Commissioner Georgieva said: “It was an enormous honor to be invited to come back and speak on what has been the experience of the years since 1990 in my life, in a sense, to give back to the Salzburg Global Seminar what I got from it at the very beginning – a perspective of how the world can be a better place.”

She revealed to Salzburg Global that the seminar was an important platform for bringing people together with different perspectives, and the need for that platform has only increased.

“I strongly believe that Salzburg Global Seminar has taken on reflections on how the world is changing and it’s [in a] position to bring people together on the new issues that we all face from climate change adaptation to peace and security, from how the world evolves in terms of census of power to how we can help the most fragile countries cope with their fragility.”

In her role, Commissioner Georgieva outlined three objectives she wanted to see accomplished by the time her mandate ends.

She would like to see the European Union to continue leaning forward in the face of the most dramatic humanitarian emergencies, to work harder on preparedness and prevention and have legislation in the European Union for it.

She said: “With needs going up and resources not following it is absolutely crucial to reduce risks and that means understand where the risks are and help communities and countries to be better equipped to withstand recurring shocks.

“We are on our way to adopt a new legislation for civil protection of Europe for making Europe itself stronger in the face of climate change, in the face of more frequent and devastating disasters.”

Commissioner Georgieva defined the European Union as a global leader in the area of humanitarian aid.

“I see any place I go – from the Sahel to the Horn of Africa, to the Central African Republic to Japan – dedicated Europeans who bring help and hope, who risk their lives to save the lives of others.

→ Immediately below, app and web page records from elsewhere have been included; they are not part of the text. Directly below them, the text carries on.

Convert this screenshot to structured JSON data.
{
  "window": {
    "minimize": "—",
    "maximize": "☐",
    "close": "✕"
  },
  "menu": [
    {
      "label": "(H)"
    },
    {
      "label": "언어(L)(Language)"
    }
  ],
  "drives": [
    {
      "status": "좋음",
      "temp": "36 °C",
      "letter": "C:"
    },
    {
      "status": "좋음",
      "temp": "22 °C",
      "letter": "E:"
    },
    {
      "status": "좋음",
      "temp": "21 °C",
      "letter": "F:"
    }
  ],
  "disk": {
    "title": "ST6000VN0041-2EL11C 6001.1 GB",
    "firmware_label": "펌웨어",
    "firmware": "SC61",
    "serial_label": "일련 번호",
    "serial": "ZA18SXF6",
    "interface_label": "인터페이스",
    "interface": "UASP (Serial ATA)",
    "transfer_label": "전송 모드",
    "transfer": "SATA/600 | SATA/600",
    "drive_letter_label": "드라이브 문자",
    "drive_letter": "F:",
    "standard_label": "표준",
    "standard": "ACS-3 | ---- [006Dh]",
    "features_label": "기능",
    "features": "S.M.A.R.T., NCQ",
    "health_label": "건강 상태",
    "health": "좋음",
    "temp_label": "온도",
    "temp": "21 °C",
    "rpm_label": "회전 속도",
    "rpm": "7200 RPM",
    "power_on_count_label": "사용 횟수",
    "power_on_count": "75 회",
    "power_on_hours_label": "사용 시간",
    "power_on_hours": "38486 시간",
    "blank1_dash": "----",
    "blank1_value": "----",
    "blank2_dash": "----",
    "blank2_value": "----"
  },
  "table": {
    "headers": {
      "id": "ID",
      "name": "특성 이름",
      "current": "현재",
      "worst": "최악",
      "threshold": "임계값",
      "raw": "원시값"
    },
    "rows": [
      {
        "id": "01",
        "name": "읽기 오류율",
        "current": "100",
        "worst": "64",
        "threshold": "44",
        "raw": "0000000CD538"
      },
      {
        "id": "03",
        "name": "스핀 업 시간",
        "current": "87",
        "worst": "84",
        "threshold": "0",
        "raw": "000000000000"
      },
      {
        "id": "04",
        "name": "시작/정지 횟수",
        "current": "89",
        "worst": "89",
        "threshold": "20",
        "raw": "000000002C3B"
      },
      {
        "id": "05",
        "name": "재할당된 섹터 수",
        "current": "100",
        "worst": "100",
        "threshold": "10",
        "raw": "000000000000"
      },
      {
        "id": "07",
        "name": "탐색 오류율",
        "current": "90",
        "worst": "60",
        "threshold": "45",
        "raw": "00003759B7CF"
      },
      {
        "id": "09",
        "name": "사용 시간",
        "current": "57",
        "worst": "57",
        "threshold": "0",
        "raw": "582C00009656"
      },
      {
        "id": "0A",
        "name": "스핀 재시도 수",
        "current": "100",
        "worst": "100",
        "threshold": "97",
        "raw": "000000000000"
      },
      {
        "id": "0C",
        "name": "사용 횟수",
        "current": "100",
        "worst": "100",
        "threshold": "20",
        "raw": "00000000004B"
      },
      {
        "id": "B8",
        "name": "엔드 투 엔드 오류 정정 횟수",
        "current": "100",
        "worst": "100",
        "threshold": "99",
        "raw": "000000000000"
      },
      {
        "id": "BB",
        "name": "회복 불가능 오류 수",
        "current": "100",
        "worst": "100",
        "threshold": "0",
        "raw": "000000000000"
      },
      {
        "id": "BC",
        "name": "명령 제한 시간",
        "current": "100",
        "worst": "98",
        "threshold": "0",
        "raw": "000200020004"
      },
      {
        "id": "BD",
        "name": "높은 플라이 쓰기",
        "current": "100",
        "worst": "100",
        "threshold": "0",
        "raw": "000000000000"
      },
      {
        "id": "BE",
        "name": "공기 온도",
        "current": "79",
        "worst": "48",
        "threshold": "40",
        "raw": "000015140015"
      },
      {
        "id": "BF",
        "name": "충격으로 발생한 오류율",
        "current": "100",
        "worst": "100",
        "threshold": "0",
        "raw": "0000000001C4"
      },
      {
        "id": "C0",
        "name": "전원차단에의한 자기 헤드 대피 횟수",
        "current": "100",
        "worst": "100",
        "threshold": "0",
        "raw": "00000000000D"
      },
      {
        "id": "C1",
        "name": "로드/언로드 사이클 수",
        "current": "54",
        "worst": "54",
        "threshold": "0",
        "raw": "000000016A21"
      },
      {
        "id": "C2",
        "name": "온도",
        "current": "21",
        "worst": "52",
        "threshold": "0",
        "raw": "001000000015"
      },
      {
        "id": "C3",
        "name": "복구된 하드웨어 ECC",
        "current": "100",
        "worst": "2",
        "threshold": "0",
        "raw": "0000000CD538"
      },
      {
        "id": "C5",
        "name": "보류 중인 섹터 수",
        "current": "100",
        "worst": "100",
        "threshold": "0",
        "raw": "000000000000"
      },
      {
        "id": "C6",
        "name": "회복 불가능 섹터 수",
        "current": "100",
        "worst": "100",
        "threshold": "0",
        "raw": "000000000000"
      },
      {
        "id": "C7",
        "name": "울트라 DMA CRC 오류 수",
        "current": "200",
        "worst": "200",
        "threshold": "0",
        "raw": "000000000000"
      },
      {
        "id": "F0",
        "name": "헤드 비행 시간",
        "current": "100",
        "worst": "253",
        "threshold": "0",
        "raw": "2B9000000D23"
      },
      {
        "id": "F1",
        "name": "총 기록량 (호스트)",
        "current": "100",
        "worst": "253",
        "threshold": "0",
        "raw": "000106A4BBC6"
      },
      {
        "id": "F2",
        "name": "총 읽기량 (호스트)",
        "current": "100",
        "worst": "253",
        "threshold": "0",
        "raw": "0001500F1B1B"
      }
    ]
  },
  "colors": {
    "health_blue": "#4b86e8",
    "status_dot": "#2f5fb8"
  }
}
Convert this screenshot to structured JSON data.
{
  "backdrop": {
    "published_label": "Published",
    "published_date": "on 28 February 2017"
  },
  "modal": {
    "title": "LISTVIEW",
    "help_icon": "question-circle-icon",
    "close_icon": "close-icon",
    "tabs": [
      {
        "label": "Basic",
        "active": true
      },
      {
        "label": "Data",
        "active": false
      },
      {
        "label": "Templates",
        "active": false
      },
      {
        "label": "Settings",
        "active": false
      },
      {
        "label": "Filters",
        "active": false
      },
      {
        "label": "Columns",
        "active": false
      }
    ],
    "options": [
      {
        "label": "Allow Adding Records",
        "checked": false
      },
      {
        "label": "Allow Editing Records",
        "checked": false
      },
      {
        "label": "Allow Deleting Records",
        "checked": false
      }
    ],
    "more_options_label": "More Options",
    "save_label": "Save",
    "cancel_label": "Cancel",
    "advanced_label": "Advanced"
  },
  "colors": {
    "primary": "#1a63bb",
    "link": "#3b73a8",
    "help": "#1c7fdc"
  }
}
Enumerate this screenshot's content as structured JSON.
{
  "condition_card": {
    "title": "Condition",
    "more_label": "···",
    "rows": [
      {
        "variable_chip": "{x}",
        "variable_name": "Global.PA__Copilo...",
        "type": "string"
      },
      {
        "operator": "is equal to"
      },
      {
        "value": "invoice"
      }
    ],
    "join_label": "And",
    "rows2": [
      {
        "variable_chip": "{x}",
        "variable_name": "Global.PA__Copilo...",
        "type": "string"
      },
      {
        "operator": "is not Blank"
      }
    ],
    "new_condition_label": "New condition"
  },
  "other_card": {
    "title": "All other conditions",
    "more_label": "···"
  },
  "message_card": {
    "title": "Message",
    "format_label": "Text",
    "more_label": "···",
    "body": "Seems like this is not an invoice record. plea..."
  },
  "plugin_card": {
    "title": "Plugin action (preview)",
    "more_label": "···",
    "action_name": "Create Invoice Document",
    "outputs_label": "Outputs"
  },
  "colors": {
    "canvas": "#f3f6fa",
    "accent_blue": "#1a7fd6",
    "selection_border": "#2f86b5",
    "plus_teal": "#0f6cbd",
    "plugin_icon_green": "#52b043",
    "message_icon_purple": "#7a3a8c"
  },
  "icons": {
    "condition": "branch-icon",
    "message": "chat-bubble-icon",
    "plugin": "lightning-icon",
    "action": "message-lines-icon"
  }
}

“In my activities, I’m determined to not only do more good but to get this good to be better known where it originates from in the European Union.”